As the thirty-fifth year of our publication is now closing upon us, it is time to announce to our readers what are our prospects and designs for another year. With humble gratitude to the Sovereign Ruler of all events, we desire to record his goodness and mercy which have followed us all our days; and especially on this occasion would we render a tribute of praise and thanksgiving for his manifold favors to us in our connection with this periodical. With fear and trembling we commenced our editorial and publishing labors just as we were entering the prime and vigor of manhood, under very many discouraging circumstances, and in the face of most violent opposition, as the first, and for many years the only paper devoted to the Old School, or Primitive Baptist cause. Since we commenced our labors just one-half of the three score years and ten which are allotted to man have passed away, and in their rapid flight they have borne away by far the greater portion of those who were our companions and contemporaries at that time. A long list of the names of those who encouraged us in the beginning are now, alas! inscribed upon their tombstones, and their mortal remains now slumber with the silent dead; and why we are spared while so many have been called hence is only known to God; but whatever has been his purpose, we know that our unfeigned love and gratitude is due to him. But while we look around us in vain for those who were companions of our earlier days, to the praise of God be it acknowledged we are not left without true and faithful friends, and loving brethren who have never failed to show themselves in our most trying straits. Today we have a greater number of able and devoted brethren and sisters, scattered throughout all the states and territories of our wide spread country, ready to contribute able communications to fill up and enrich our columns, than we have ever before had at any one time. The violent opposition we have encountered from time to time from avowed enemies, and still more annoying from professed friends, has been more than balanced by the true friendship, fellowship and cooperation of thousands, the faces of many of whom we have never seen in the flesh.

The circulation of our paper was seriously restricted, and its continuance imperiled by the late dreadful scenes of carnage in which our country has been involved, but for the last two years the way has been opened for a circulation in the Southern States, and we are now constantly receiving accessions to our subscription list from all quarters.

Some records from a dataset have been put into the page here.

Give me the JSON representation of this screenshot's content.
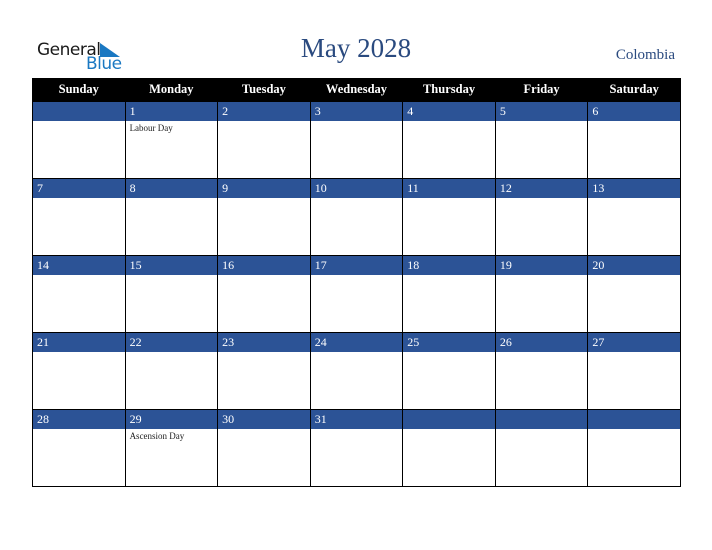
{
  "logo": {
    "line1": "General",
    "line2": "Blue",
    "icon": "triangle-flag-icon"
  },
  "title": "May 2028",
  "country": "Colombia",
  "colors": {
    "header_bg": "#000000",
    "day_bar": "#2c5396",
    "title": "#2a4a7f",
    "logo_blue": "#1a78c2"
  },
  "weekdays": [
    "Sunday",
    "Monday",
    "Tuesday",
    "Wednesday",
    "Thursday",
    "Friday",
    "Saturday"
  ],
  "weeks": [
    [
      {
        "d": ""
      },
      {
        "d": "1",
        "ev": "Labour Day"
      },
      {
        "d": "2"
      },
      {
        "d": "3"
      },
      {
        "d": "4"
      },
      {
        "d": "5"
      },
      {
        "d": "6"
      }
    ],
    [
      {
        "d": "7"
      },
      {
        "d": "8"
      },
      {
        "d": "9"
      },
      {
        "d": "10"
      },
      {
        "d": "11"
      },
      {
        "d": "12"
      },
      {
        "d": "13"
      }
    ],
    [
      {
        "d": "14"
      },
      {
        "d": "15"
      },
      {
        "d": "16"
      },
      {
        "d": "17"
      },
      {
        "d": "18"
      },
      {
        "d": "19"
      },
      {
        "d": "20"
      }
    ],
    [
      {
        "d": "21"
      },
      {
        "d": "22"
      },
      {
        "d": "23"
      },
      {
        "d": "24"
      },
      {
        "d": "25"
      },
      {
        "d": "26"
      },
      {
        "d": "27"
      }
    ],
    [
      {
        "d": "28"
      },
      {
        "d": "29",
        "ev": "Ascension Day"
      },
      {
        "d": "30"
      },
      {
        "d": "31"
      },
      {
        "d": ""
      },
      {
        "d": ""
      },
      {
        "d": ""
      }
    ]
  ]
}
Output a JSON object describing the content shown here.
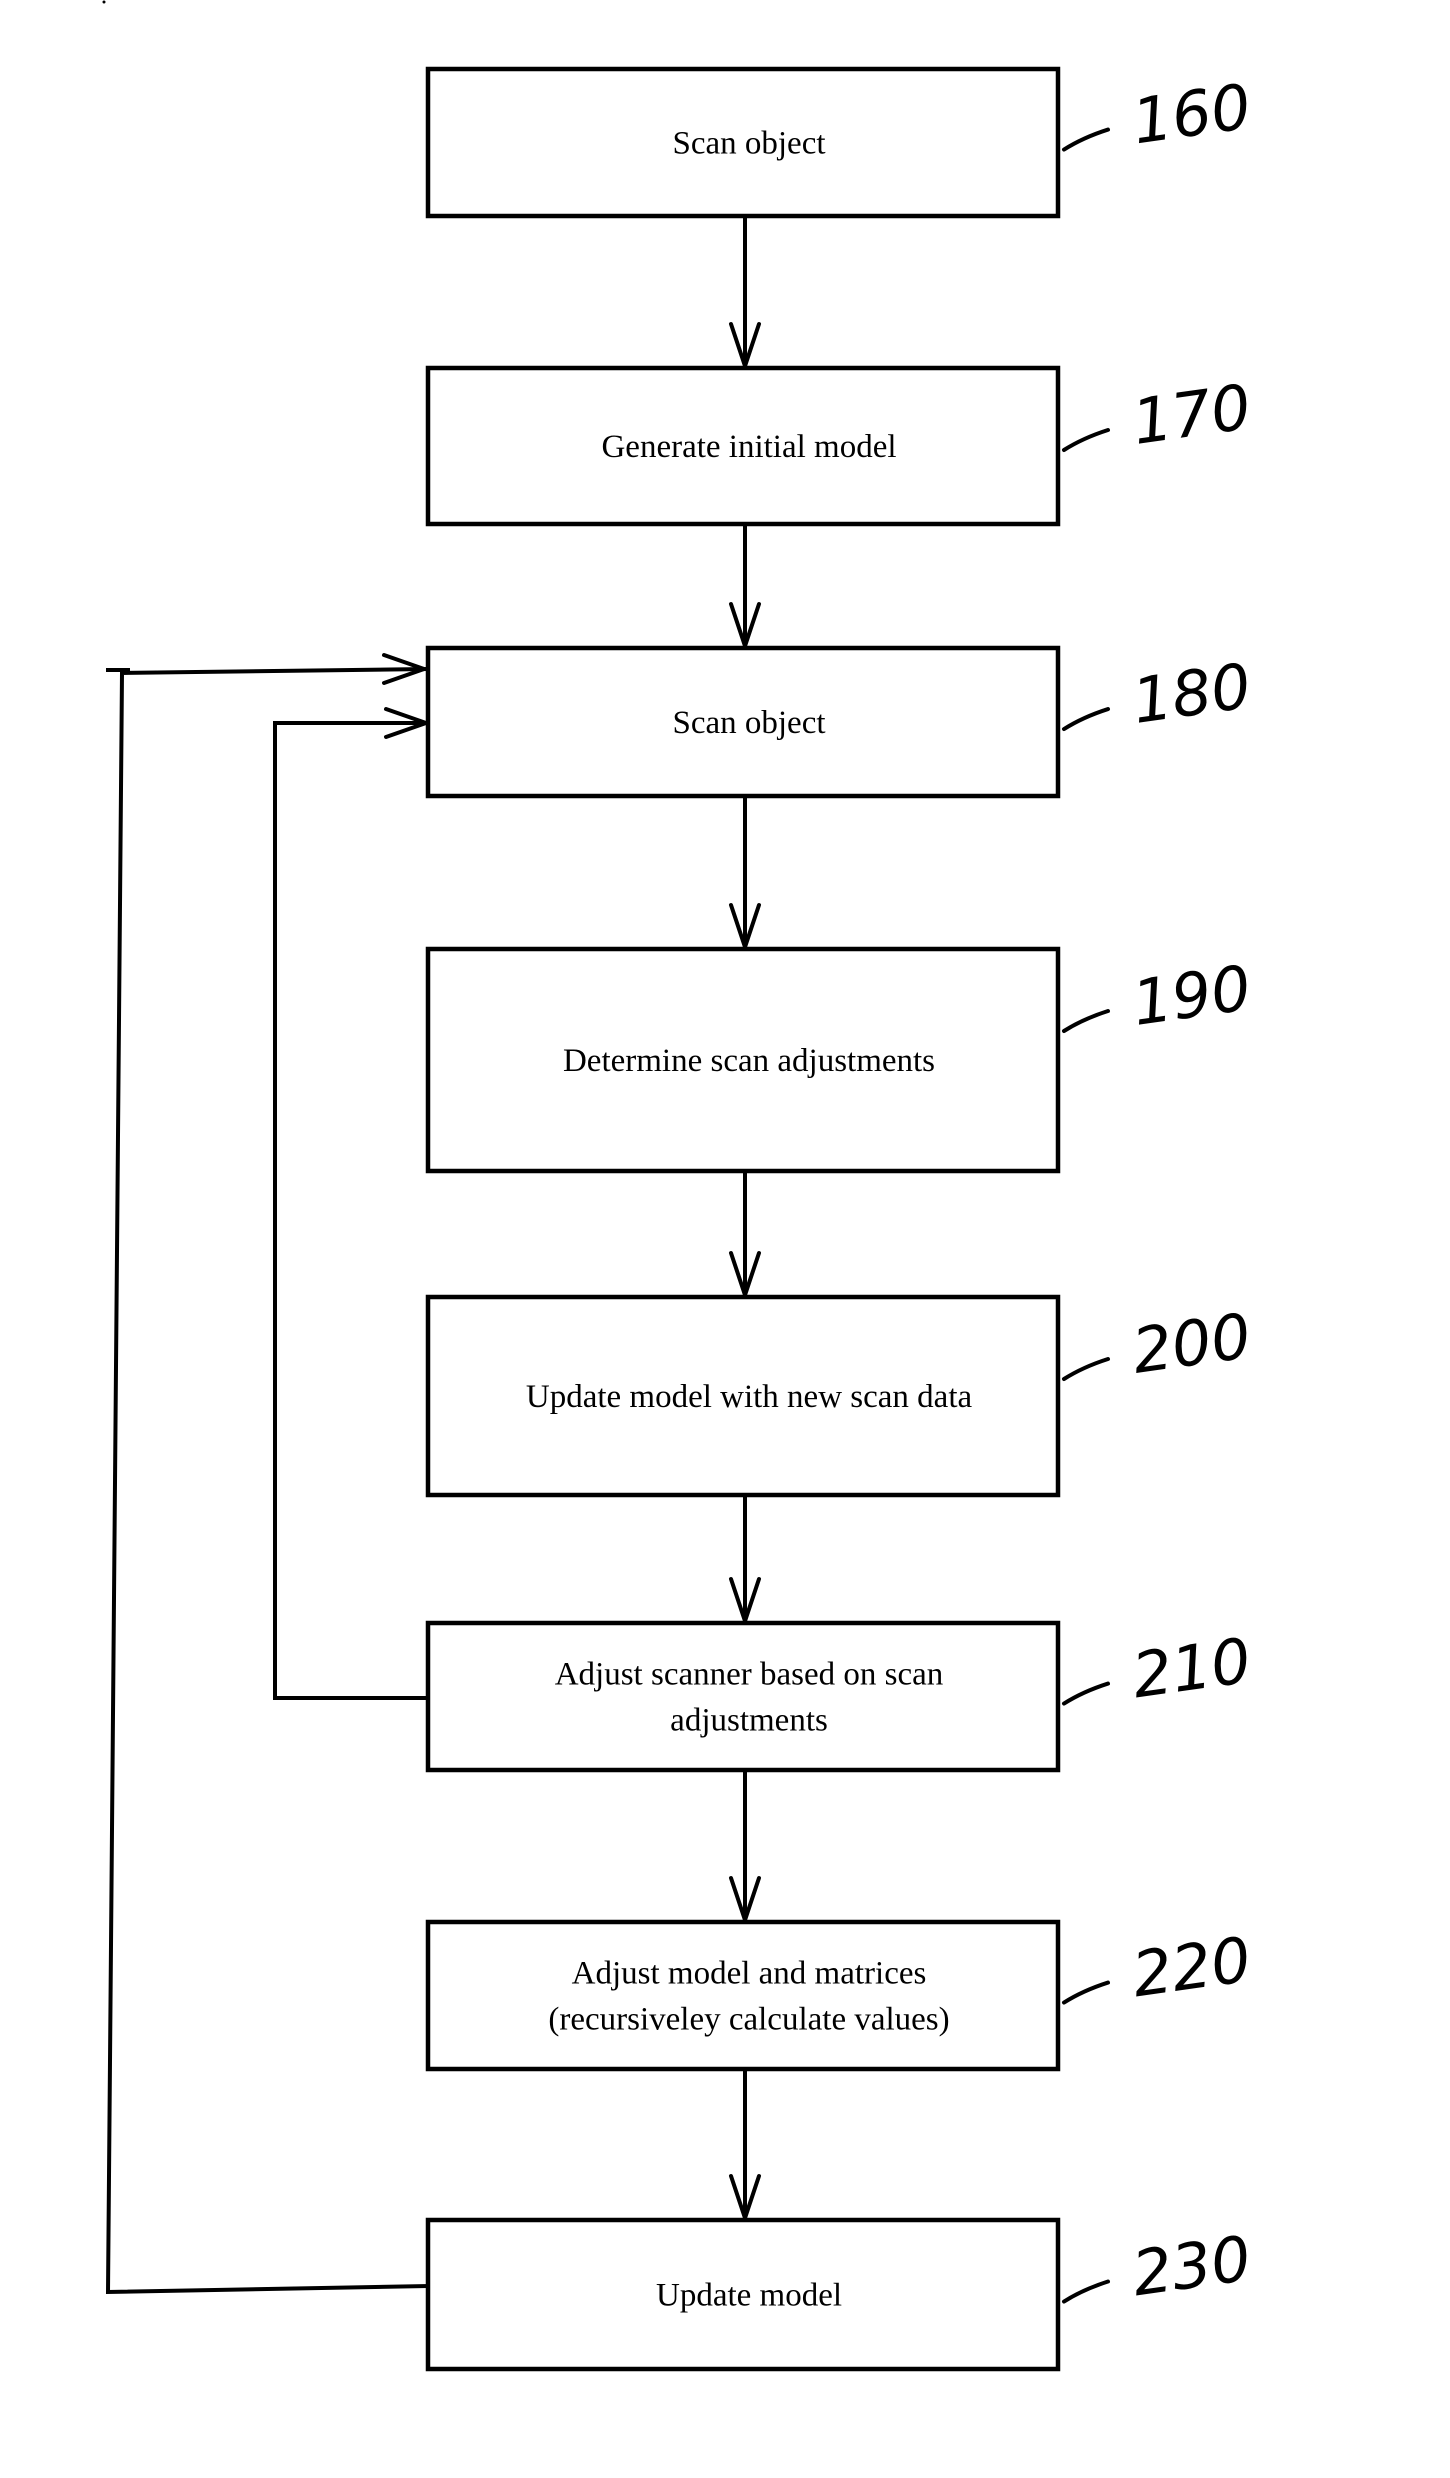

In view of our increasing circulation, and the increasing demands for enlarged facilities for a general correspondence, extending to all parts of our country and the Canadas, we propose to add four pages to each number of the “Signs” for the next year, beginning with the first day of January next. The paper to be the same form and size as at present, each number to contain twelve instead of eight pages; without any addition to the subscription price, and the postage, being by weight, will be no more than now. Not more than one page will be occupied with standing advertisements.

This new arrangement will add 50 percent to the amount of printed matter, and afford space for many valuable communications which have heretofore been excluded for want of room. And we flatter ourselves that our additional expense will be met by our increased subscription. As it will involve an expense to us of a large amount, may we not hope our brethren and all who are friends to the paper will use their influence to procure new subscribers, and forward their orders and remittances without delay.

Should our circulation during the year 1868 reach ten thousand, we will, if spared, at the commencement of 1869, issue the “Signs of the Times” weekly.

Middletown, N.Y.
November 15, 1867.

Elder Gilbert Beebe
Editorials Volume 7
Pages 104 - 105